A study presented at the Ninth Annual Canadian Neuroscience Meeting suggests that a biological basis for the link between anxiety and chronic pain may have been found.

Min Zhuo, PhD, the study’s presenter, and his team note also that a molecule that may help reduce chronic pain-related anxiety may have been identified.

Chronic pain can be viewed as a learned memory, and persistent pain can become chronic because neurons can become more efficient at transmitting pain signals. This is defined as Long Term Potentiation, or LTP, explains a news release from the Canadian Association for Neuroscience.

Previous studies on animal models in Zhuo’s lab at the University of Toronto suggest, per the release, that LTP occurs in the anterior cingulate cortex (ACC), and that inhibiting LTP reduces chronic pain.

Per the release, increased activity has been seen in the ACC in humans suffering from anxiety disorders and in animal models of anxiety. However, how LTP in the ACC differs in chronic pain, or why the two would interact to result in more pain in anxiety sufferers and more anxiety in pain sufferers, was not known.

The most common form of LTP, according to the release, is post-LTP. Another form of LTP is called pre-LTP, and it occurs before the synapse and involves the release of a larger amount of the signal from the neuron upstream, the release explains.

By using molecules that specifically block pre-LTP or post-LTP, Zhuo and his team suggest that they found a new form of pre-LTP that occurs in the ACC. Pre-LTP had previously only been seen in other brain regions.

They also suggest that pre-LTP and post-LTP were present in conditions of chronic pain, but that pre-LTP was only present when the pain became chronic, and not in cases of acute pain, according to the release.

Additionally, the researchers indicate that blocking pre-LTP reduced anxiety, and also that conditions that produced anxiety in animals (without pain) resulted in pre-LTP. Per the release, these findings led the researchers to the suggested conclusion that pre-LTP in neurons of the ACC mediates anxiety.

The release notes that Zhuo and his team also found a novel molecule, called NB001, which can specifically block neuronal pre-LTP and has powerful pain-reducing effects in animal models of chronic pain.

“As compared with post-LTP, pre-LTP employs a different set of molecules to induce and express the injury-related potentiation,” Zhuo says.

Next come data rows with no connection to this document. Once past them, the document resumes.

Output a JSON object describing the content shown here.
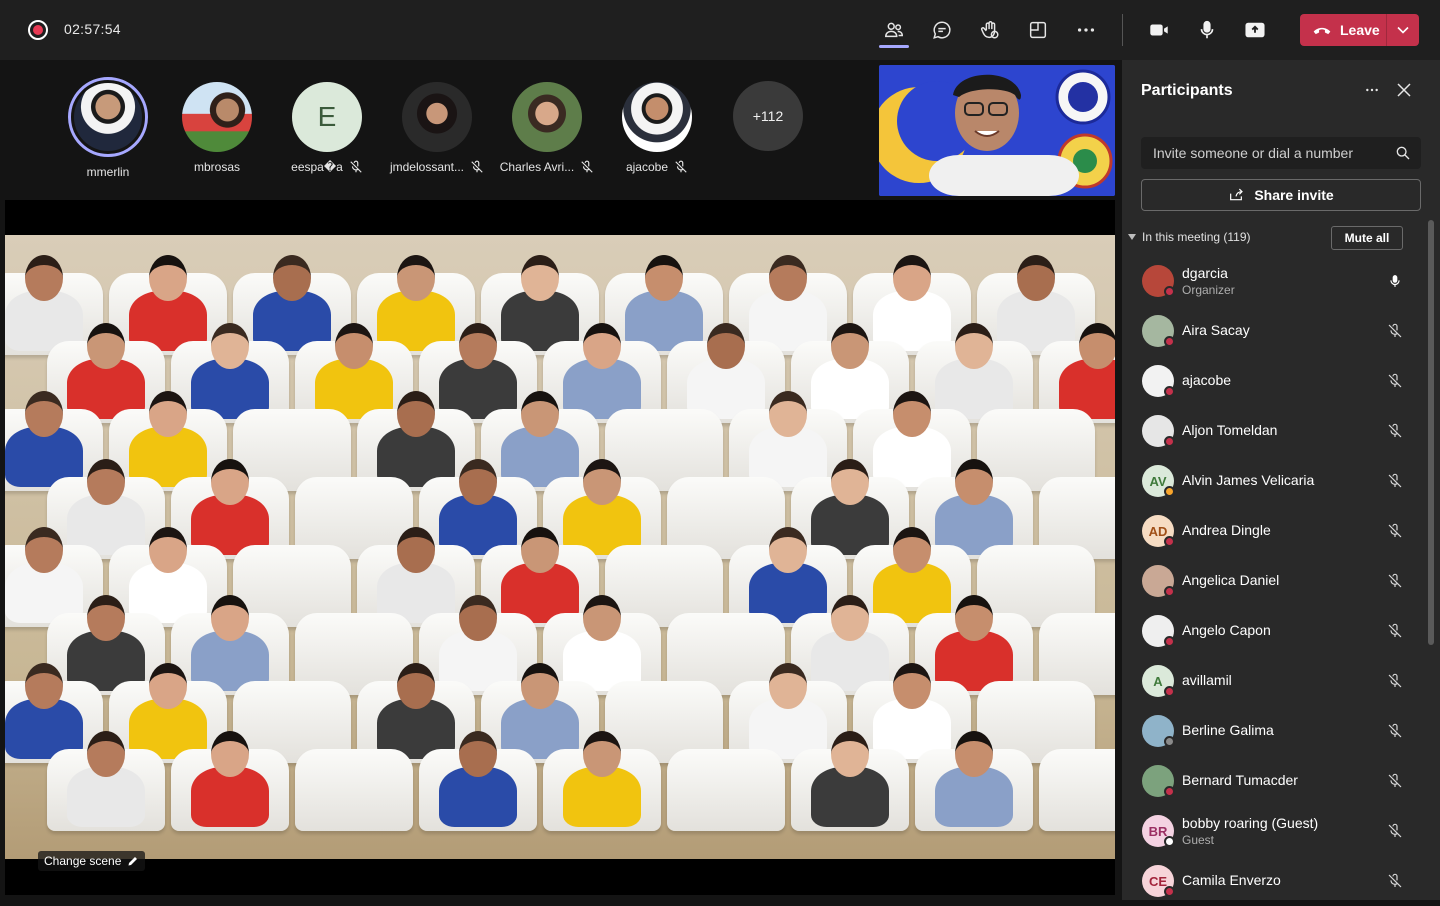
{
  "header": {
    "recording_icon": "record-icon",
    "timer": "02:57:54",
    "leave_label": "Leave",
    "accent": "#a6a8ff",
    "leave_color": "#c4314b"
  },
  "toolbar_icons": [
    "people-icon",
    "chat-icon",
    "raise-hand-icon",
    "rooms-icon",
    "more-icon",
    "camera-icon",
    "mic-icon",
    "share-screen-icon"
  ],
  "stage": {
    "participants": [
      {
        "name": "mmerlin",
        "muted": false,
        "speaking": true
      },
      {
        "name": "mbrosas",
        "muted": false,
        "speaking": false
      },
      {
        "name": "eespa�a",
        "initial": "E",
        "muted": true,
        "speaking": false
      },
      {
        "name": "jmdelossant...",
        "muted": true,
        "speaking": false
      },
      {
        "name": "Charles Avri...",
        "muted": true,
        "speaking": false
      },
      {
        "name": "ajacobe",
        "muted": true,
        "speaking": false
      }
    ],
    "overflow_count": "+112",
    "change_scene_label": "Change scene"
  },
  "panel": {
    "title": "Participants",
    "invite_placeholder": "Invite someone or dial a number",
    "share_invite_label": "Share invite",
    "section_label": "In this meeting (119)",
    "mute_all_label": "Mute all",
    "people": [
      {
        "name": "dgarcia",
        "role": "Organizer",
        "initials": "",
        "avatar_color": "#b7473a",
        "status": "#c4314b",
        "mic": "on"
      },
      {
        "name": "Aira Sacay",
        "role": "",
        "initials": "",
        "avatar_color": "#a5b7a0",
        "status": "#c4314b",
        "mic": "off"
      },
      {
        "name": "ajacobe",
        "role": "",
        "initials": "",
        "avatar_color": "#f2f2f2",
        "status": "#c4314b",
        "mic": "off"
      },
      {
        "name": "Aljon Tomeldan",
        "role": "",
        "initials": "",
        "avatar_color": "#e6e6e6",
        "status": "#c4314b",
        "mic": "off"
      },
      {
        "name": "Alvin James Velicaria",
        "role": "",
        "initials": "AV",
        "avatar_color": "#dbe9da",
        "initials_color": "#3f7a3b",
        "status": "#f8a52c",
        "mic": "off"
      },
      {
        "name": "Andrea Dingle",
        "role": "",
        "initials": "AD",
        "avatar_color": "#f6dcc3",
        "initials_color": "#a04f17",
        "status": "#c4314b",
        "mic": "off"
      },
      {
        "name": "Angelica Daniel",
        "role": "",
        "initials": "",
        "avatar_color": "#c9a895",
        "status": "#c4314b",
        "mic": "off"
      },
      {
        "name": "Angelo Capon",
        "role": "",
        "initials": "",
        "avatar_color": "#efefef",
        "status": "#c4314b",
        "mic": "off"
      },
      {
        "name": "avillamil",
        "role": "",
        "initials": "A",
        "avatar_color": "#dbe9da",
        "initials_color": "#3f7a3b",
        "status": "#c4314b",
        "mic": "off"
      },
      {
        "name": "Berline Galima",
        "role": "",
        "initials": "",
        "avatar_color": "#8fb3c9",
        "status": "#8a8a8a",
        "mic": "off"
      },
      {
        "name": "Bernard Tumacder",
        "role": "",
        "initials": "",
        "avatar_color": "#7ca27d",
        "status": "#c4314b",
        "mic": "off"
      },
      {
        "name": "bobby roaring (Guest)",
        "role": "Guest",
        "initials": "BR",
        "avatar_color": "#f4d2e2",
        "initials_color": "#9b2f63",
        "status": "#ffffff",
        "mic": "off"
      },
      {
        "name": "Camila Enverzo",
        "role": "",
        "initials": "CE",
        "avatar_color": "#f7d4d9",
        "initials_color": "#a3243b",
        "status": "#c4314b",
        "mic": "off"
      }
    ]
  }
}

It also paves the way for new opportunities to discover treatments that may selectively control anxiety vests pain in the future, Zhu adds.

[Source: Canadian Association for Neuroscience]